Bray, Libba. The Diviners. Little, Brown and Company. Sept. 2012. p. 578.
Evie has a gift: when she holds an object, it tells her the secrets of the person to whom it belongs. This gift makes for a fun party trick, but after she tells the scandalous truth about the wrong golden boy, Evie finds herself sent from Ohio to Manhattan to live with her uncle. But even the fact that her uncle curates the "Museum of the Creepy Crawlies" cannot detract from Evie's excitement at living in prohibition-era Manhattan. She's determined to thoroughly enjoy herself--and who cares that a series of horrible murders is taking place? Evie eventually finds herself caught up in the strange case, however, and things only get stranger as spiritualism, a religious cult, and a terrible prophecy intersect to wreak havoc on the city, Evie, and other people with gifts like hers. As expected of Bray, the story is well crafted and captivating. It is simply stunning how many readers this book will appeal to: it's got mystery, horror, suspense, the paranormal, great twenties historical details and lingo, strong yet flawed characters, multiple storylines, rebellion, romance... in short, there's something for almost everyone. If readers can get past the heft--and they should, it's totally worth it!--they're sure to be pleased.
Astrid spends a lot of time on the picnic table in her backyard, looking up into the sky and sending the passengers on airplanes her love. She feels her love is useful to these strangers--but not useful to herself and her life as it stands. Astrid hates her small town, feels criticized and unloved by her mother, and resents her sister's decision to act like the perfect small-town girl her mother wants them to be, all while fighting against the small-town minds that force her to keep her best friend's secret. The thing is, this secret might be Astrid's, too; she just isn't sure yet. When everyone suddenly becomes interested in categorizing and labeling her, Astrid starts to feel like she's had enough. Only then, when she begins to understand and stand up for herself, does Astrid start to see that love is about more than just giving away. A.S. King tells a beautifully written and amazingly heartfelt story of a teenage girl who is frustrated with the world's attempts to put her in a neat little box, especially since she isn't quite sure how she would even define herself. Ask the Passengers is a story of acceptance, self-awareness, trust, love, and questioning--all themes familiar to any young adult, and which they will surely recognize in Astrid's strong voice. King also has a talent for showing just how complicated real teenagers' relationships--with friends, family, and significant others--can be. I cannot say enough good things about this novel. It's a coming of age story not to be missed.

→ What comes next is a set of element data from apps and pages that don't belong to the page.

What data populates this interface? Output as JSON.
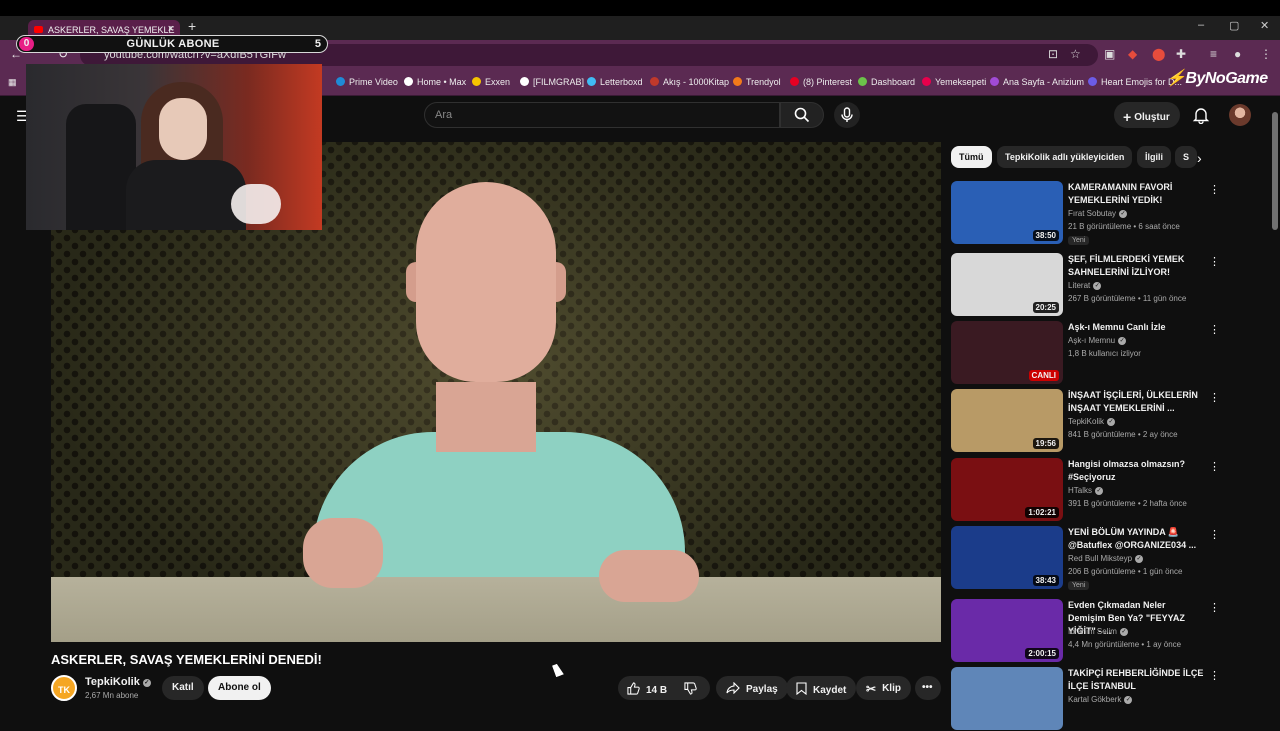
{
  "browser": {
    "tab_title": "ASKERLER, SAVAŞ YEMEKLE",
    "url": "youtube.com/watch?v=aXdIB5TGIFw",
    "bookmarks": [
      {
        "label": "Prime Video",
        "color": "#1f8bd6"
      },
      {
        "label": "Home • Max",
        "color": "#ffffff"
      },
      {
        "label": "Exxen",
        "color": "#f5c400"
      },
      {
        "label": "[FILMGRAB]",
        "color": "#ffffff"
      },
      {
        "label": "Letterboxd",
        "color": "#40bcf4"
      },
      {
        "label": "Akış - 1000Kitap",
        "color": "#c0392b"
      },
      {
        "label": "Trendyol",
        "color": "#f27a1a"
      },
      {
        "label": "(8) Pinterest",
        "color": "#e60023"
      },
      {
        "label": "Dashboard",
        "color": "#6cc24a"
      },
      {
        "label": "Yemeksepeti",
        "color": "#e8004c"
      },
      {
        "label": "Ana Sayfa - Anizium",
        "color": "#a14bd6"
      },
      {
        "label": "Heart Emojis for D...",
        "color": "#6c5ce7"
      }
    ]
  },
  "overlay": {
    "counter_left": "0",
    "title": "GÜNLÜK ABONE",
    "counter_right": "5",
    "watermark": "ByNoGame"
  },
  "header": {
    "search_placeholder": "Ara",
    "create_label": "Oluştur"
  },
  "video": {
    "title": "ASKERLER, SAVAŞ YEMEKLERİNİ DENEDİ!",
    "channel": "TepkiKolik",
    "channel_initials": "TK",
    "subscribers": "2,67 Mn abone",
    "join_label": "Katıl",
    "subscribe_label": "Abone ol",
    "likes": "14 B",
    "share_label": "Paylaş",
    "save_label": "Kaydet",
    "clip_label": "Klip"
  },
  "chips": [
    "Tümü",
    "TepkiKolik adlı yükleyiciden",
    "İlgili",
    "S"
  ],
  "recommendations": [
    {
      "title": "KAMERAMANIN FAVORİ YEMEKLERİNİ YEDİK!",
      "channel": "Fırat Sobutay",
      "meta": "21 B görüntüleme • 6 saat önce",
      "duration": "38:50",
      "badge": "Yeni",
      "thumb_color": "#2a5fb5"
    },
    {
      "title": "ŞEF, FİLMLERDEKİ YEMEK SAHNELERİNİ İZLİYOR!",
      "channel": "Literat",
      "meta": "267 B görüntüleme • 11 gün önce",
      "duration": "20:25",
      "badge": "",
      "thumb_color": "#d8d8d8"
    },
    {
      "title": "Aşk-ı Memnu Canlı İzle",
      "channel": "Aşk-ı Memnu",
      "meta": "1,8 B kullanıcı izliyor",
      "duration": "CANLI",
      "badge": "",
      "thumb_color": "#3a1a22"
    },
    {
      "title": "İNŞAAT İŞÇİLERİ, ÜLKELERİN İNŞAAT YEMEKLERİNİ ...",
      "channel": "TepkiKolik",
      "meta": "841 B görüntüleme • 2 ay önce",
      "duration": "19:56",
      "badge": "",
      "thumb_color": "#b89a66"
    },
    {
      "title": "Hangisi olmazsa olmazsın? #Seçiyoruz",
      "channel": "HTalks",
      "meta": "391 B görüntüleme • 2 hafta önce",
      "duration": "1:02:21",
      "badge": "",
      "thumb_color": "#7a0f12"
    },
    {
      "title": "YENİ BÖLÜM YAYINDA 🚨 @Batuflex @ORGANIZE034 ...",
      "channel": "Red Bull Mikstеyp",
      "meta": "206 B görüntüleme • 1 gün önce",
      "duration": "38:43",
      "badge": "Yeni",
      "thumb_color": "#1b3c8a"
    },
    {
      "title": "Evden Çıkmadan Neler Demişim Ben Ya? \"FEYYAZ YİĞİT\" - ...",
      "channel": "İbrahim Selim",
      "meta": "4,4 Mn görüntüleme • 1 ay önce",
      "duration": "2:00:15",
      "badge": "",
      "thumb_color": "#6a2aa8"
    },
    {
      "title": "TAKİPÇİ REHBERLİĞİNDE İLÇE İLÇE İSTANBUL",
      "channel": "Kartal Gökberk",
      "meta": "",
      "duration": "",
      "badge": "",
      "thumb_color": "#5f86b8"
    }
  ]
}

Stiefvater, Maggie. The Raven Boys. Scholastic. Sept. 2012. p. 416.
Blue has always lived with the paranormal--her mother and their housemates are all psychics, and Blue can amplify the psychic energy they use. And while her mother was never one for giving her rules, she's had one rule for herself for as long as she can remember: stay away from "raven boys," her term for the privileged prep school boys who spend their school year in her town. One group of raven boys may be different, though. Sure, Gansey and Ronan have tons of money; but with their less stereotypically prep-school friends Adam and Noah, they are on a quest involving ley lines and a legendary Welsh king. When Blue sees Gansey's spirit as one marked for death, she feels somehow connected to him; and as she gets to know him and his friends better, it looks as though their fates may all be entwined. With fantastic multi-character narration, a deep and intriguing premise, and several whopper realizations, Maggie Stiefvater once again tells a thoroughly engrossing tale that the reader cannot help but become totally caught up in. The only negative thing I can say about this book is that we'll have to wait for three more in the series to be able to have the story in full.

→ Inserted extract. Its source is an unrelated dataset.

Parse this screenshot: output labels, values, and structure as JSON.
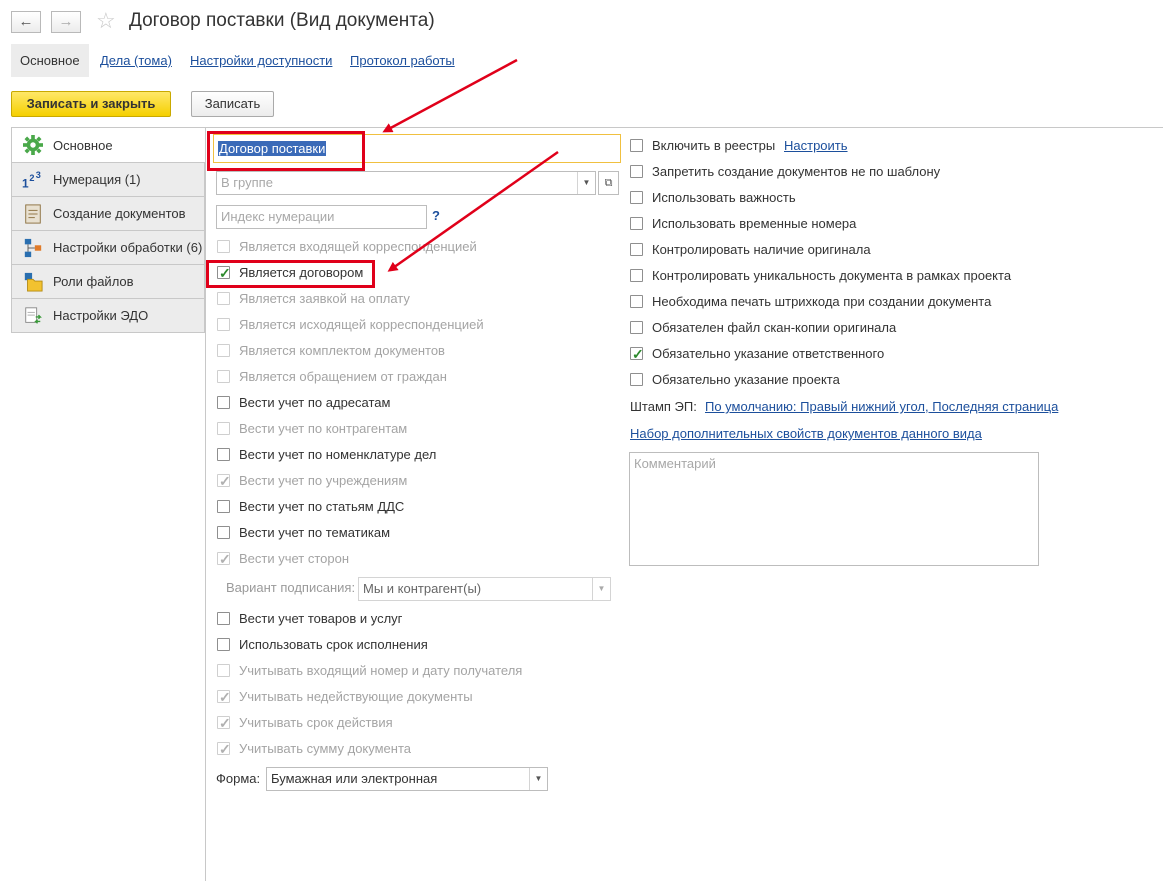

All books reviewed were advanced reader copies from the publishers; the final print versions may be different than the review copies.